A couple of weeks later, a good friend of mine was desperate to sell her house. Her husband had been transferred unexpectedly, and they had a short turnaround time before they needed to move. I gave her the statue, and told her the story.
The next weekend, MILlie visited. In her hand was a new statue, different saint.
“I gave you the wrong saint,” she said. “You’re supposed to bury St. Joseph.”
“What saint did you give us?” I asked.
“Well, what does he do?”
“I don’t know, but it’s St. Joseph you’re supposed to bury in the yard for an offer on your house.”
After we explained to MILlie that we already had a good offer on the house, she still convinced us to keep St. Joseph – “just in case.”
As soon as she left, I did a little research on the internet about Saint Anthony. Then I called my friend.
“Uh, remember that statue I gave you to bury in the front yard? Did you, uh, do that?”
“Yeah, why? I figured we could use all the help we can get.”
“Hmm. Well, uh, it’s the wrong saint. Apparently, you’re supposed to bury St. Joseph, not St. Anthony.”
“O.K. So, you gave me St. Anthony? What does he do?”
I mumbled my response.
“What? I don’t think I heard you right.”
“Well, it’s an honest mistake. People also bury him in the front yard. But you probably don’t need to do that. He’s the ‘matchmaking saint’.”
“O.K. Well. You bury him in the front yard if you’re trying to find a husband.”
Silence. Did I mention my friend wasn’t exactly thrilled about this sudden transfer her husband had gotten?
“I think I might just leave St. Anthony there for awhile,” she finally said.
I hung up, hoping that I wasn’t going to be held responsible for any unintended consequences of a case of mistaken saint identity.

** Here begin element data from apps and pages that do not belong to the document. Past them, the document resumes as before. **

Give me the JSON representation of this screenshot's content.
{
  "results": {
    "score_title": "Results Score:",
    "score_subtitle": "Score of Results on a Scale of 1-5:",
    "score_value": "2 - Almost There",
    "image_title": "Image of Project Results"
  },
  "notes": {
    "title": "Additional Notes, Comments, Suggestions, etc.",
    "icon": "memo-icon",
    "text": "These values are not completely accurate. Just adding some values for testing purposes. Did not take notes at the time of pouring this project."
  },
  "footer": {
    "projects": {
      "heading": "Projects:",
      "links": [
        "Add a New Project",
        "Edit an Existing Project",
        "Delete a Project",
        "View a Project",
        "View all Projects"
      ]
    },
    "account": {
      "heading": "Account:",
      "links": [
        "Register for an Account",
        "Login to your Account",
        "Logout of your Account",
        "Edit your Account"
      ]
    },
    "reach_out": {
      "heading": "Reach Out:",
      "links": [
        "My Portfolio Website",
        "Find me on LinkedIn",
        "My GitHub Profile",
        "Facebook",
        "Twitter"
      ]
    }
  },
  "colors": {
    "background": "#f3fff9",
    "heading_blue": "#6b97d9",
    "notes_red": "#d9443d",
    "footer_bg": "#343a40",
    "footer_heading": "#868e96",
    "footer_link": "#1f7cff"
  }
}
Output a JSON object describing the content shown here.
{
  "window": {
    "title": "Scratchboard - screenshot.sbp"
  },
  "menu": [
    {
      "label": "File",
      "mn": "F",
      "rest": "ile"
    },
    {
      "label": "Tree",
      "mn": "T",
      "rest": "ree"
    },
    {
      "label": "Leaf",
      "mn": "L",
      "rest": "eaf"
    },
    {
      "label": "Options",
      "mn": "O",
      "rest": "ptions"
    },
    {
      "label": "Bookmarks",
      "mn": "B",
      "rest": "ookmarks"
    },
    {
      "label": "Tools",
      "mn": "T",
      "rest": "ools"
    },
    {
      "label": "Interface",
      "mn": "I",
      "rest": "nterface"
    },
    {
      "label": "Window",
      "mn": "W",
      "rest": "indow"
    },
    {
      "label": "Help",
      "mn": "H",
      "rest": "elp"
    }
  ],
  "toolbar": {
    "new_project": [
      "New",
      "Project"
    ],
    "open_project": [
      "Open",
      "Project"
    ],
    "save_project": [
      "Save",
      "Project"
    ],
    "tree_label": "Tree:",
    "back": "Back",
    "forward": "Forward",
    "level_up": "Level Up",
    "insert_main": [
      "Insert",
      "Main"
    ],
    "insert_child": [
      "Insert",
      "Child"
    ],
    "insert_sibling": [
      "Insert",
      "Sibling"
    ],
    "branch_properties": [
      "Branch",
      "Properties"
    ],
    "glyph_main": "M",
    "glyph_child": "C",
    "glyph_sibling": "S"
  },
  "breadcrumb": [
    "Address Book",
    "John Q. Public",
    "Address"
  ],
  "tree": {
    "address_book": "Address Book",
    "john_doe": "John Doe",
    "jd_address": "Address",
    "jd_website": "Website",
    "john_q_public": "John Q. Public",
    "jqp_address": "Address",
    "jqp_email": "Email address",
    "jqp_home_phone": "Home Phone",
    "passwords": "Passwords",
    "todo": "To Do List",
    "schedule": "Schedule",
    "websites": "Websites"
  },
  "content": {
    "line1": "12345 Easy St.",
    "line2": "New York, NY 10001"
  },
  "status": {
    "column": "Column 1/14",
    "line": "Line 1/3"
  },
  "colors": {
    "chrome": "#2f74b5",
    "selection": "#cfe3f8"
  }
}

I’m pretty sure that’s not at the top of my List of Transgressions, though.